    The combination of cinnamon, clove, nutmeg (and no actual pumpkin), now flavours everything from lattes to cream cheese in the US
    11 best sonic skincare brushes

    11 best sonic skincare brushes

    Forget the flannel - take skincare to the next level by using your favourite cleanser with a sonic facial brush
    Paul Scholes column: I'm not worried about Manchester United's defence - Chelsea test can be the making of Phil Jones and Marcos Rojo

    Paul Scholes column

    I'm not worried about Manchester United's defence - Chelsea test can be the making of Jones and Rojo
    Frank Warren: Boxing has its problems but in all my time I've never seen a crooked fight

    Frank Warren: Boxing has its problems but in all my time I've never seen a crooked fight

    While other sports are stalked by corruption, we are an easy target for the critics
    Jamie Roberts exclusive interview: 'I'm a man of my word – I'll stay in Paris'

    Jamie Roberts: 'I'm a man of my word – I'll stay in Paris'

    Wales centre says he’s not coming home but is looking to establish himself at Racing Métro
    How could three tourists have been battered within an inch of their lives by a burglar in a plush London hotel?

    A crime that reveals London's dark heart

    How could three tourists have been battered within an inch of their lives by a burglar in a plush London hotel?
    Meet 'Porridge' and 'Vampire': Chinese state TV is offering advice for citizens picking a Western moniker

    Lost in translation: Western monikers

    Chinese state TV is offering advice for citizens picking a Western moniker. Simon Usborne, who met a 'Porridge' and a 'Vampire' while in China, can see the problem
    Handy hacks that make life easier: New book reveals how to rid your inbox of spam, protect your passwords and amplify your iPhone

    Handy hacks that make life easier

    New book reveals how to rid your email inbox of spam, protect your passwords and amplify your iPhone with a loo-roll
    KidZania lets children try their hands at being a firefighter, doctor or factory worker for the day

    KidZania: It's a small world
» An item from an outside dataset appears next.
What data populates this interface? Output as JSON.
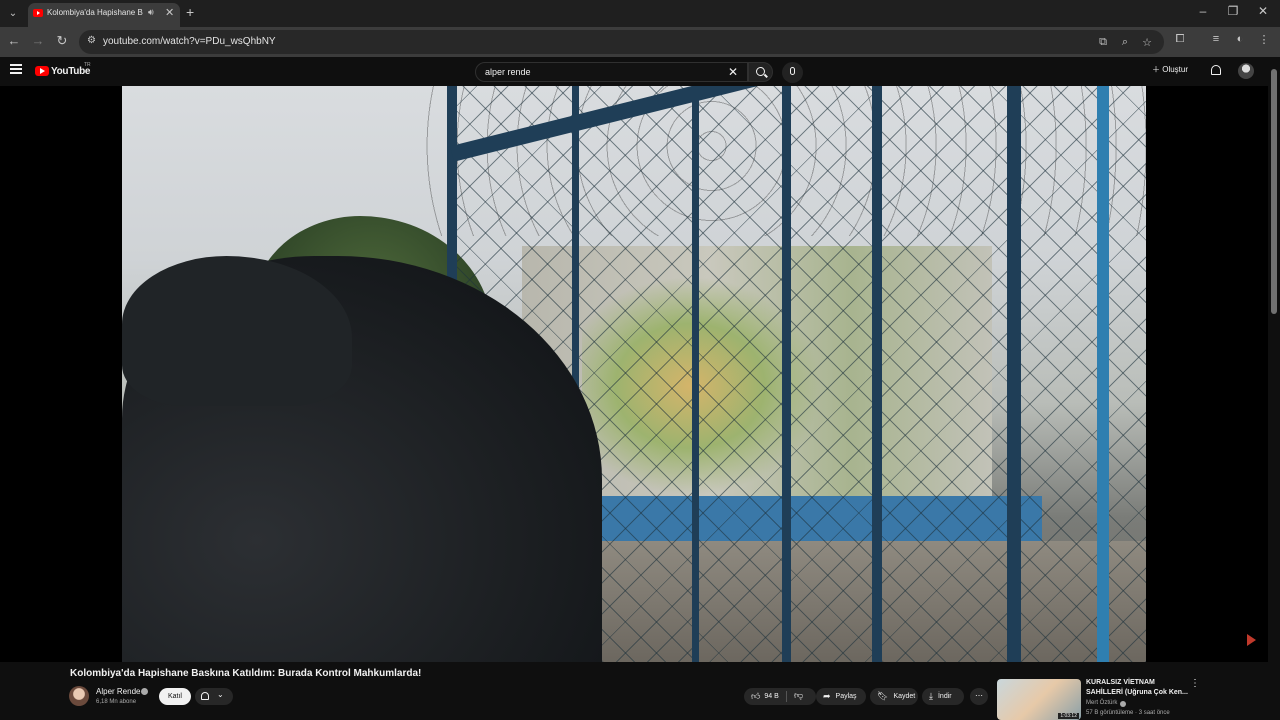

    The new 'educational entertainment experience' in London's Shepherd's Bush will allow children to try out the jobs that are usually undertaken by adults, including firefighter, doctor or factory worker